(Website and app data records)
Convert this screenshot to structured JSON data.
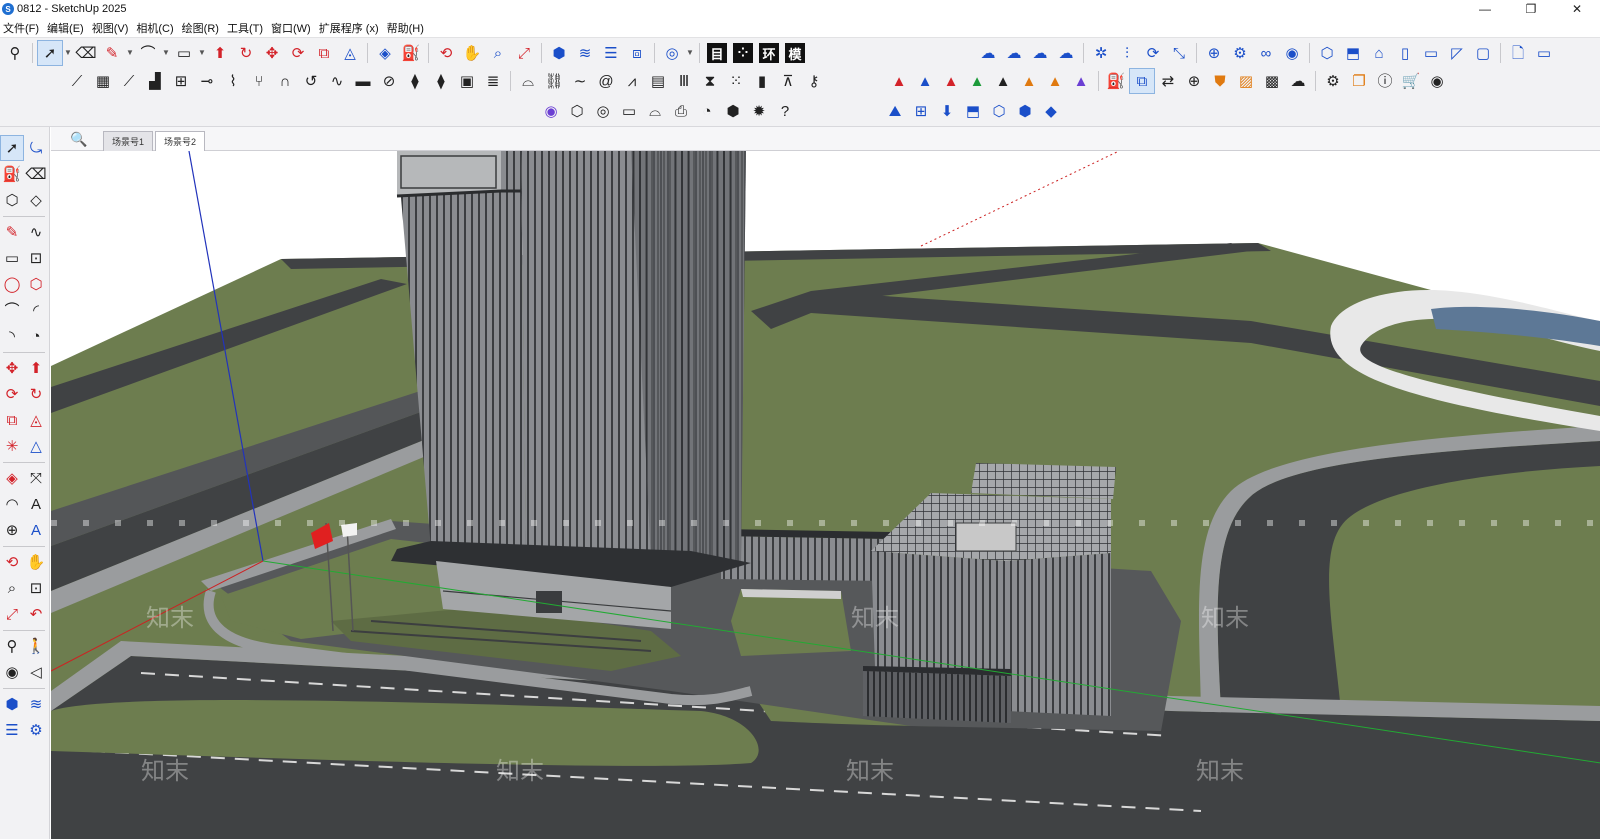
{
  "window": {
    "title": "0812 - SketchUp 2025",
    "controls": {
      "minimize": "—",
      "restore": "❐",
      "close": "✕"
    }
  },
  "menu": [
    "文件(F)",
    "编辑(E)",
    "视图(V)",
    "相机(C)",
    "绘图(R)",
    "工具(T)",
    "窗口(W)",
    "扩展程序 (x)",
    "帮助(H)"
  ],
  "toolbar": {
    "badges": [
      "目",
      "环",
      "模"
    ],
    "dot_badge": "⁘"
  },
  "scenes": {
    "search_icon": "🔍",
    "tabs": [
      {
        "label": "场景号1",
        "active": false
      },
      {
        "label": "场景号2",
        "active": true
      }
    ]
  },
  "watermark": {
    "text": "知末"
  },
  "colors": {
    "grass": "#6d7d4f",
    "road": "#404244",
    "sidewalk": "#9a9c9e",
    "building": "#8d8f92",
    "water": "#5d7896",
    "selection": "#d6e6f8"
  }
}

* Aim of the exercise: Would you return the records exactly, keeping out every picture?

* Answer section:
Convert this screenshot to structured JSON data.
{
  "window": {
    "title": "0812 - SketchUp 2025",
    "controls": {
      "minimize": "—",
      "restore": "❐",
      "close": "✕"
    }
  },
  "menu": [
    "文件(F)",
    "编辑(E)",
    "视图(V)",
    "相机(C)",
    "绘图(R)",
    "工具(T)",
    "窗口(W)",
    "扩展程序 (x)",
    "帮助(H)"
  ],
  "toolbar": {
    "badges": [
      "目",
      "环",
      "模"
    ],
    "dot_badge": "⁘"
  },
  "scenes": {
    "search_icon": "🔍",
    "tabs": [
      {
        "label": "场景号1",
        "active": false
      },
      {
        "label": "场景号2",
        "active": true
      }
    ]
  },
  "watermark": {
    "text": "知末"
  },
  "colors": {
    "grass": "#6d7d4f",
    "road": "#404244",
    "sidewalk": "#9a9c9e",
    "building": "#8d8f92",
    "water": "#5d7896",
    "selection": "#d6e6f8"
  }
}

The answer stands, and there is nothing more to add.